The National Blood Clot Alliance (NBCA) is excited to announce that it is teaming up with Pro Football Hall of Famer Harry Carson to help raise public awareness about life-threatening blood clots during Blood Clot Awareness Month in March. Carson, whose illustrious career culminated in a Super Bowl XXI Championship in 1986, has experienced two blood clots in recent years, including a blood clot in his lung.
“It’s a good thing that I took myself to the hospital and didn’t just brush this off,” Carson says. “That’s what a lot of people might do, particularly men or people who are very fit or athletic. Instead, I listened to my body, got the medical attention I needed, and avoided a real crisis or something really much more awful.”
Blood Clots Affect Everyone
As a two-time National Football League (NFL) Linebacker of the Year, Carson is no stranger to pain. He spent 13 seasons playing in the NFL, and was selected by his NFL peers nine times to play in the Pro Bowl. Despite his history as a professional athlete, and his current fitness level, Carson is not immune to blood clots. For Blood Clot Awareness Month 2019, Carson is collaborating with the National Blood Clot Alliance to help raise awareness about blood clots by sharing his personal story with others and demonstrating that dangerous blood clots can happen to anyone.
“Each year, NBCA orchestrates a robust communications effort to coincide with the recognition of Blood Clot Awareness Month in March,” says NBCA’s Director of Communications & Health Marketing Lisa Fullam. “NBCA is honored to have Mr. Carson lend his voice to our work this year, as we know that his story will help us amplify these public education efforts and be met with great enthusiasm among our constituents who also always step up their efforts to build awareness about life-threatening blood clots at this time of year.”
New NBCA e-Magazine
Carson is sharing his personal experience with blood clots in the inaugural issue of NBCA’s new Blood Clot Awareness Month e-magazine. This digital magazine was unveiled today, and can be read here Personal Perspectives: My Blood Clot, My Life. In addition, Carson will share his story on NBCA’s website, as well as across the organization’s social media channels, throughout the month of March.

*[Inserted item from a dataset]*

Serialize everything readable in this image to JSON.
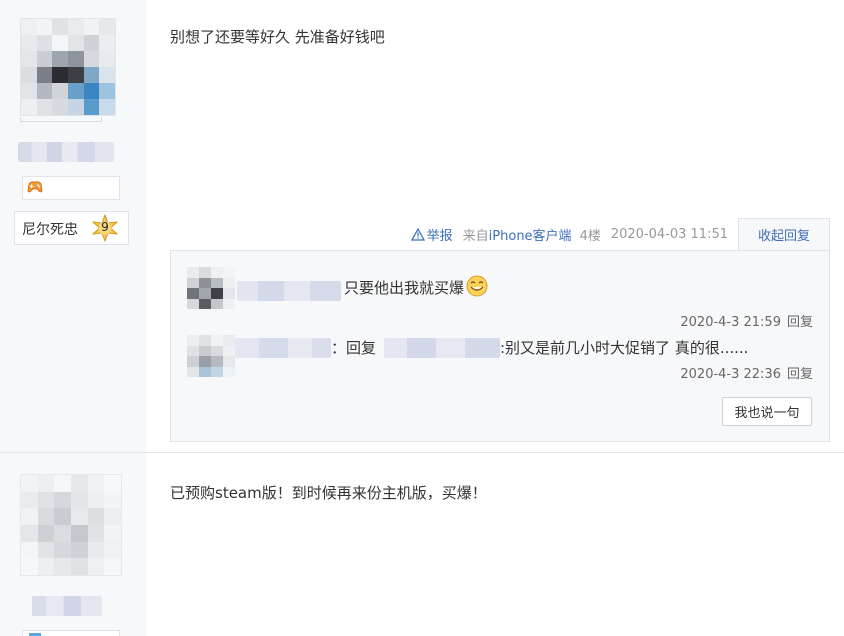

“I consider myself lucky, because I listened to my body and I survived,” Carson notes. There are others, including some of my contemporaries in the professional sports world, who have not been so lucky. I want everyone to understand these important health issues and the risks that exist.”
Today, Carson, who received his Bachelor of Science Degree in Education before kicking off his professional football career in the NFL, is retired from professional sports, but remains active with numerous business and sports broadcasting initiatives, and also dedicates his time and talent to a number of charitable activities, including important health awareness programs that allow him to exercise his skills as an educator and health advocate.
Blood clots do not discriminate. They can happen to anyone regardless of age, race, gender, or fitness level. Each year in this country, about one million people are affected by blood clots, and about 100,000 of these people will lose their lives, which is greater than the number of deaths due to AIDS, breast cancer, and motor vehicle crashes combined.